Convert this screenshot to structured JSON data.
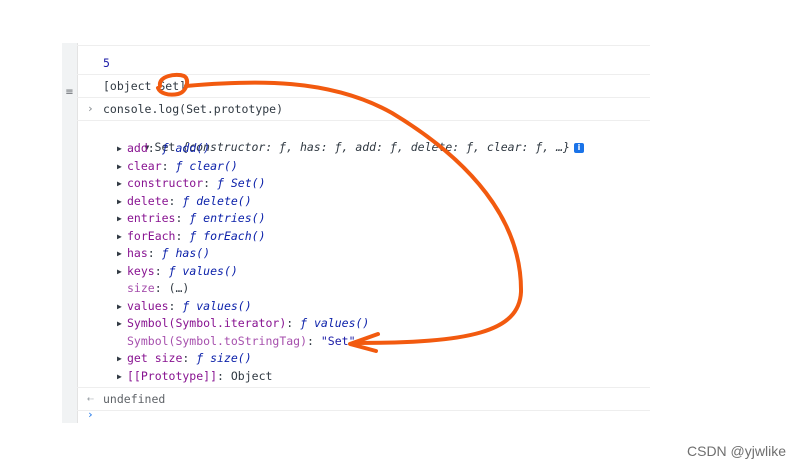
{
  "console": {
    "top_partial_text": "‹ ...",
    "gutter_mark": "≡",
    "rows": {
      "number_output": "5",
      "object_output": "[object Set]",
      "command": "console.log(Set.prototype)",
      "result": "undefined"
    },
    "tree": {
      "header_prefix": "Set ",
      "header_preview": "{constructor: ƒ, has: ƒ, add: ƒ, delete: ƒ, clear: ƒ, …}",
      "info_icon": "i",
      "entries": [
        {
          "key": "add",
          "value": "ƒ add()",
          "expandable": true
        },
        {
          "key": "clear",
          "value": "ƒ clear()",
          "expandable": true
        },
        {
          "key": "constructor",
          "value": "ƒ Set()",
          "expandable": true
        },
        {
          "key": "delete",
          "value": "ƒ delete()",
          "expandable": true
        },
        {
          "key": "entries",
          "value": "ƒ entries()",
          "expandable": true
        },
        {
          "key": "forEach",
          "value": "ƒ forEach()",
          "expandable": true
        },
        {
          "key": "has",
          "value": "ƒ has()",
          "expandable": true
        },
        {
          "key": "keys",
          "value": "ƒ values()",
          "expandable": true
        },
        {
          "key": "size",
          "value": "(…)",
          "expandable": false
        },
        {
          "key": "values",
          "value": "ƒ values()",
          "expandable": true
        },
        {
          "key": "Symbol(Symbol.iterator)",
          "value": "ƒ values()",
          "expandable": true
        },
        {
          "key": "Symbol(Symbol.toStringTag)",
          "value": "\"Set\"",
          "expandable": false
        },
        {
          "key": "get size",
          "value": "ƒ size()",
          "expandable": true
        },
        {
          "key": "[[Prototype]]",
          "value": "Object",
          "expandable": true
        }
      ]
    }
  },
  "annotation": {
    "color": "#f25a0f"
  },
  "watermark": "CSDN @yjwlike"
}
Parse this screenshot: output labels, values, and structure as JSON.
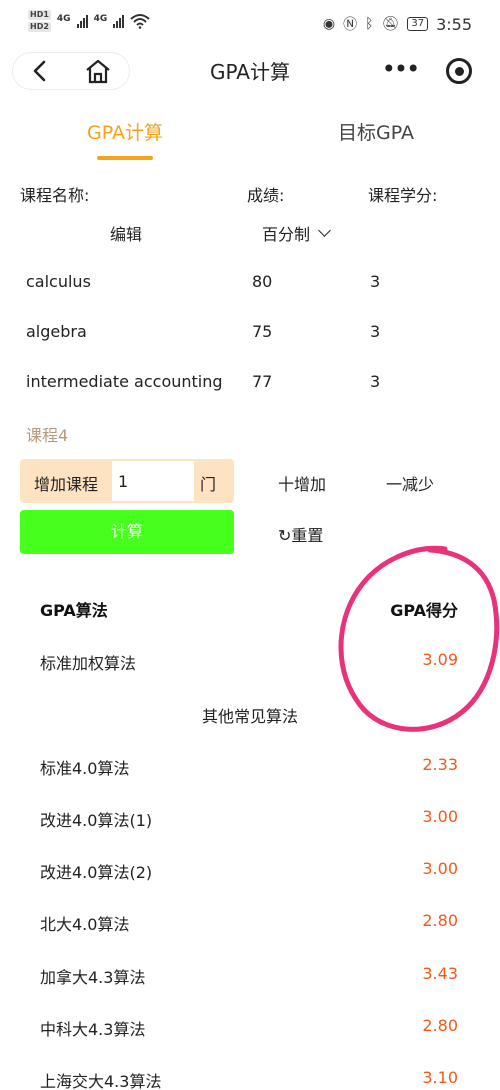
{
  "status_bar": {
    "hd1": "HD1",
    "hd2": "HD2",
    "net1": "4G",
    "net2": "4G",
    "battery": "37",
    "time": "3:55"
  },
  "nav": {
    "title": "GPA计算",
    "more": "•••"
  },
  "tabs": [
    {
      "label": "GPA计算",
      "active": true
    },
    {
      "label": "目标GPA",
      "active": false
    }
  ],
  "table": {
    "headers": [
      "课程名称:",
      "成绩:",
      "课程学分:"
    ],
    "edit_label": "编辑",
    "grade_system": "百分制",
    "courses": [
      {
        "name": "calculus",
        "score": "80",
        "credit": "3"
      },
      {
        "name": "algebra",
        "score": "75",
        "credit": "3"
      },
      {
        "name": "intermediate accounting",
        "score": "77",
        "credit": "3"
      }
    ],
    "next_course_placeholder": "课程4"
  },
  "controls": {
    "add_label": "增加课程",
    "add_count": "1",
    "add_unit": "门",
    "increase": "十增加",
    "decrease": "一减少",
    "calculate": "计算",
    "reset": "重置",
    "reset_icon": "↻"
  },
  "results": {
    "header_method": "GPA算法",
    "header_score": "GPA得分",
    "main": {
      "name": "标准加权算法",
      "value": "3.09"
    },
    "other_title": "其他常见算法",
    "others": [
      {
        "name": "标准4.0算法",
        "value": "2.33"
      },
      {
        "name": "改进4.0算法(1)",
        "value": "3.00"
      },
      {
        "name": "改进4.0算法(2)",
        "value": "3.00"
      },
      {
        "name": "北大4.0算法",
        "value": "2.80"
      },
      {
        "name": "加拿大4.3算法",
        "value": "3.43"
      },
      {
        "name": "中科大4.3算法",
        "value": "2.80"
      },
      {
        "name": "上海交大4.3算法",
        "value": "3.10"
      }
    ]
  },
  "colors": {
    "accent": "#f5a31a",
    "calc_button": "#47ff1c",
    "score_value": "#f25a1a",
    "annotation": "#e8337a"
  }
}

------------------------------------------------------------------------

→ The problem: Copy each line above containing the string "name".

→ Output:
        "name": "calculus",
        "name": "algebra",
        "name": "intermediate accounting",
      "name": "标准加权算法",
        "name": "标准4.0算法",
        "name": "改进4.0算法(1)",
        "name": "改进4.0算法(2)",
        "name": "北大4.0算法",
        "name": "加拿大4.3算法",
        "name": "中科大4.3算法",
        "name": "上海交大4.3算法",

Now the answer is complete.